State must fix election rules problem
When state leaders acted in bipartisan fashion in 2019 to make significant changes to the election law, no one imagined what was to come in just a matter of months.
Act 77, which enabled any voter to cast a ballot by mail, proved to be a blessing when the COVID-19 pandemic hit in 2020. Unlike other states, Pennsylvania already had a system in place allowing people to cast a ballot without having to risk infection by going to a public polling place, and without having to offer an allowable excuse as is required for traditional absentee voting.
But some of the rules established in the bill have caused problems for elections officials across Pennsylvania.
Lawmakers undoubledly envisioned that mail-in voting’s popularity would start modestly and grow as more voters became aware of the option and more accustomed to the idea. That would have allowed time to work out the kinks with a minimum of controversy.
But instead the new system took effect in a year with a pandemic and one of the most bitterly contested presidential elections in history. An unfamiliar process, logistical challenges and tremendous voter participation, especially by mail, made the vote-counting process exceedingly difficult.
The situation has been less dramatic in subsequent elections, but it’s still causing headaches for the people who have to count the votes.
Pennsylvania elections officials are pleading with the governor and lawmakers to make some changes. First and foremost, they want more time to start processing mailed ballots.

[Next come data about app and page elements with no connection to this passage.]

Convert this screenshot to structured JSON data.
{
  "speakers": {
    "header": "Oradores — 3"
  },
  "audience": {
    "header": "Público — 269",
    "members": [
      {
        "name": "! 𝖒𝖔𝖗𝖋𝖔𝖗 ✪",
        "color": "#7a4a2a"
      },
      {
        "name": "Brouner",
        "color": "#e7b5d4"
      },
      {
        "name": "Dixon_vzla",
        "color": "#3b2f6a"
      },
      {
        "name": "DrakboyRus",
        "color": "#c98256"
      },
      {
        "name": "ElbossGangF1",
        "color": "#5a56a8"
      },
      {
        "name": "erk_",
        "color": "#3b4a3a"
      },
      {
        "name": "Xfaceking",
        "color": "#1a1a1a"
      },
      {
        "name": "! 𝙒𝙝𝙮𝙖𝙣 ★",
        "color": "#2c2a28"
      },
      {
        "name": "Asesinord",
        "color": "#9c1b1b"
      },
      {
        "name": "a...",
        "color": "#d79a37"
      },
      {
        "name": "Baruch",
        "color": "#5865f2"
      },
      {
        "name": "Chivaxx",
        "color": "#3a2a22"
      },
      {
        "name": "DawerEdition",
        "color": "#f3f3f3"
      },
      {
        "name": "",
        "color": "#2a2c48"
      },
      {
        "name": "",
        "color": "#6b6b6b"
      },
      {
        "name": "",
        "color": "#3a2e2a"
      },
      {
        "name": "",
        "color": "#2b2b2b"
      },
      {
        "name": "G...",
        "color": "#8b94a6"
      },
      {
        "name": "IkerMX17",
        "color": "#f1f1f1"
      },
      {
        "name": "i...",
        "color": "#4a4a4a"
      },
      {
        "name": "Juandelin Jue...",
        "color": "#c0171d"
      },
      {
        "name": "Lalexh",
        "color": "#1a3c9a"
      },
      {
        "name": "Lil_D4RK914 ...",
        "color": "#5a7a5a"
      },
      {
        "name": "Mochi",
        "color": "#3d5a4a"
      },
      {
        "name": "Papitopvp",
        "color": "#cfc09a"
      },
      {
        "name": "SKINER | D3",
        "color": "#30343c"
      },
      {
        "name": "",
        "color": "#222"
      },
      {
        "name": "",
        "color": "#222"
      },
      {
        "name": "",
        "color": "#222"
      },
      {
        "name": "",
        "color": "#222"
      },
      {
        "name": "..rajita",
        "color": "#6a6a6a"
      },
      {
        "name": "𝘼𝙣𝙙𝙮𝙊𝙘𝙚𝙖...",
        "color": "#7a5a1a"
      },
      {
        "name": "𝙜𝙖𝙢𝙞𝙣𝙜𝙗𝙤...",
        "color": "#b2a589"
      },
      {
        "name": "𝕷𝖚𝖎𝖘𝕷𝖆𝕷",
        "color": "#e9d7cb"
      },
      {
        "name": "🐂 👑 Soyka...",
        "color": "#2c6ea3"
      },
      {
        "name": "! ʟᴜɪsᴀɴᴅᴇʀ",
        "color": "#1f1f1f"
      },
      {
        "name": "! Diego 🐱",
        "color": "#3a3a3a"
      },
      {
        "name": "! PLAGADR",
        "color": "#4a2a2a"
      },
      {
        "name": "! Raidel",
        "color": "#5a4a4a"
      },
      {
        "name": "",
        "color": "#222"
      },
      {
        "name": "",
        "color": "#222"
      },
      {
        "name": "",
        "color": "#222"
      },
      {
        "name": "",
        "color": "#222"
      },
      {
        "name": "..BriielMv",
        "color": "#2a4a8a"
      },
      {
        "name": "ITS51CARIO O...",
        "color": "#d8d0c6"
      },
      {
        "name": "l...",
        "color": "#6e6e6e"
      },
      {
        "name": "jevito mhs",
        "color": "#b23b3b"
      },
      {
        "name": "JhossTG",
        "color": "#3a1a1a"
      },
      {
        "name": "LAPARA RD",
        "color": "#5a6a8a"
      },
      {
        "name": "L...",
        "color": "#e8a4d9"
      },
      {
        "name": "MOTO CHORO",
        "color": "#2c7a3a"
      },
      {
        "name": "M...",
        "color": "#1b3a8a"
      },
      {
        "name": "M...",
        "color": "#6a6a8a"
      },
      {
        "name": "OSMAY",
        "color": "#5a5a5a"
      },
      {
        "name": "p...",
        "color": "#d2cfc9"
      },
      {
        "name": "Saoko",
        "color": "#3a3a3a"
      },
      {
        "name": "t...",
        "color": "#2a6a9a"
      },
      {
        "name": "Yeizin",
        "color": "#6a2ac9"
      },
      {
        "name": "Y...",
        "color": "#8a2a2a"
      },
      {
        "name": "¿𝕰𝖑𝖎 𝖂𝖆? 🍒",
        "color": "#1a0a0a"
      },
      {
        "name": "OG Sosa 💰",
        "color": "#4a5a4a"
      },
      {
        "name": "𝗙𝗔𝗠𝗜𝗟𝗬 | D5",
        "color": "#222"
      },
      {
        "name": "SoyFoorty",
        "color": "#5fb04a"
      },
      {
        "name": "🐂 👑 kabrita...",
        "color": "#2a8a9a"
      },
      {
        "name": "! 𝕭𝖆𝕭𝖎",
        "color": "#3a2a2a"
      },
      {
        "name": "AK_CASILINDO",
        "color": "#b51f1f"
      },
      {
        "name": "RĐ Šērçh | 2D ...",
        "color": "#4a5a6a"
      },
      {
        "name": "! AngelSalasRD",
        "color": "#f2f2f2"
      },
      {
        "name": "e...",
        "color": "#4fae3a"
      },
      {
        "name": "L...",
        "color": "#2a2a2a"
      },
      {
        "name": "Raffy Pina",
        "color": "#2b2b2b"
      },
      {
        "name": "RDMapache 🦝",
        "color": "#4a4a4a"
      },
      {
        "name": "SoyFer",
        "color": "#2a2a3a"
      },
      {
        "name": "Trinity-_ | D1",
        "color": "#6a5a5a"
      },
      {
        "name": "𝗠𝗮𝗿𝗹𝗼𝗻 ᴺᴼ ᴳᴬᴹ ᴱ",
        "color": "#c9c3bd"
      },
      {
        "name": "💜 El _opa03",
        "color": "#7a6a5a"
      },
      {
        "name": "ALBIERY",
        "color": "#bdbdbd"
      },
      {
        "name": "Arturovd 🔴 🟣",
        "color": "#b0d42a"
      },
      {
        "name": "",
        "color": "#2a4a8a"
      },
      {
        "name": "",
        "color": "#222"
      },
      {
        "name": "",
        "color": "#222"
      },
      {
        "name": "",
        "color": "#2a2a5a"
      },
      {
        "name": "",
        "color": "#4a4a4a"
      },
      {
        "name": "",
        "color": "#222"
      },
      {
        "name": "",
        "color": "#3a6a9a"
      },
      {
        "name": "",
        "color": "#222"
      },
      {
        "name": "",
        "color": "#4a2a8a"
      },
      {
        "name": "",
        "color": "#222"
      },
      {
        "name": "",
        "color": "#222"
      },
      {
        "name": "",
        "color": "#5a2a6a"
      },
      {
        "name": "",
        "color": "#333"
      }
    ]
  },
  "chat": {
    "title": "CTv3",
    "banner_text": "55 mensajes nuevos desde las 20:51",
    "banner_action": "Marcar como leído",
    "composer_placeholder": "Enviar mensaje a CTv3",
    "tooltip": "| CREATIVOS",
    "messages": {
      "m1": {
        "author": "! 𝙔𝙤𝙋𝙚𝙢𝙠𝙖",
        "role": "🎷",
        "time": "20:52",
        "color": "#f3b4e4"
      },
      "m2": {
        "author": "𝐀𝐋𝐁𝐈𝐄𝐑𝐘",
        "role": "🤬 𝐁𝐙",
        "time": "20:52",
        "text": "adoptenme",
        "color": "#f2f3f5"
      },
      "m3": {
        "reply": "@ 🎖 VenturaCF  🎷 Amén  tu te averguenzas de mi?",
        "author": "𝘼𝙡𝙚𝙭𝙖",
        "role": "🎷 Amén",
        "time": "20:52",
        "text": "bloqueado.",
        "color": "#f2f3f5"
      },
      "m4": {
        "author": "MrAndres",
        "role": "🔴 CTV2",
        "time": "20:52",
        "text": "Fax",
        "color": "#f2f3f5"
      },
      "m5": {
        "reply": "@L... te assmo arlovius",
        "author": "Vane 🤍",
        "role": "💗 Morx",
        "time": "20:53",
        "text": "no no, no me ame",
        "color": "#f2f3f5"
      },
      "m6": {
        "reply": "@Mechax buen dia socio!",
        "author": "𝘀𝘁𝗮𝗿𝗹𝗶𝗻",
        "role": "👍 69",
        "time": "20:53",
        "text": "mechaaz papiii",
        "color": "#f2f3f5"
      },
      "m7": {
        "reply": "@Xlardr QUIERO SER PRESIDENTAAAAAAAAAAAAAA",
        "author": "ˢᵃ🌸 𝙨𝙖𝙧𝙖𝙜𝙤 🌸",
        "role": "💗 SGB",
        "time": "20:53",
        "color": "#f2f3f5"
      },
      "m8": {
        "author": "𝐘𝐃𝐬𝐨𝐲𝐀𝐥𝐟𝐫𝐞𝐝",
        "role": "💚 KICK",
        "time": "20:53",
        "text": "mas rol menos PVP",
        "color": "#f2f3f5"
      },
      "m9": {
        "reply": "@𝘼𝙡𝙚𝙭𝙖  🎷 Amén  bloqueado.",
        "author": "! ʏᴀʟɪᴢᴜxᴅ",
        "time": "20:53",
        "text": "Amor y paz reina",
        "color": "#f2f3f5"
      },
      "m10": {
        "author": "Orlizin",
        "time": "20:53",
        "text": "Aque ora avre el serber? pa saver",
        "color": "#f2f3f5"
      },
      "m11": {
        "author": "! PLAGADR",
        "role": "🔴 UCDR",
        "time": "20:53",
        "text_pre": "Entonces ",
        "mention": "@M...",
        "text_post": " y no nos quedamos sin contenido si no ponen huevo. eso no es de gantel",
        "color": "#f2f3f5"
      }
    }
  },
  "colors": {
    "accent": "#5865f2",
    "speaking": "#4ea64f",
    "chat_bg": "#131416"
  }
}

Under current law, precanvassing — inventorying the ballots, opening the envelopes that contain them and putting them through a scanner — cannot start until 7 a.m. on Election Day. That means having to do this time-consuming work with tens of thousands of ballots at once instead of spreading the work out.
Even having a few extra days ahead of the election to start the process would make a huge difference, the people who run Pennsylvania’s elections say. A few weeks would be even better.
House Democrats heard testimony from Allegheny County officials, who offered a rundown on the massive scope of election staffers’ work. The county, they said, had 161,497 mail-in or absentee ballots returned and counted in the November election, and about 115 people were ready to start precanvassing when 7 a.m. arrived.
Democratic Rep. Sara Innamorato of Allegheny County said staff on Election Day effectivley had to conduct two elections, one in-person and the other involving precanvassing and then actually tallying mail ballots.
In 2021 the County Commissioners Association of Pennsylvania identified more precanvassing time as a priority. The group also wants the state to move the deadline for mailed ballot applications back to 15 days prior to an election.
This should not be a partisan issue. It’s simply a matter of making sure a basic function of government is performed effectively and efficiently. Keep in mind that the commissioners association represents communities all over the state, many of them dominated by Republicans.
This has nothing to do with the ongoing controversy over whether or not mail-in voting is a good idea, though we believe it is. Right now state law allows it, and it’s incumbent on state leaders to make sure that the process is as smooth as possible.
Elections officials have been calling for improvements for years, but nothing has happened in the Legislature to address the issue. That’s because some lawmakers are demanding that these changes be made in conjunction with controversial election proposals.
It’s time for Democrats and Republicans in Harrisburg to identify election law changes that have broad support and enact legislation putting them into effect as soon as possible. They should leave the politically fraught issues for the campaign trail and see if they can win more support for them in a future Legislature. The one we have now is politically divided.
More political brinkmanship now will just lead to nothing getting done, including this important work that’s clearly in the best interest of all Pennsylvania voters.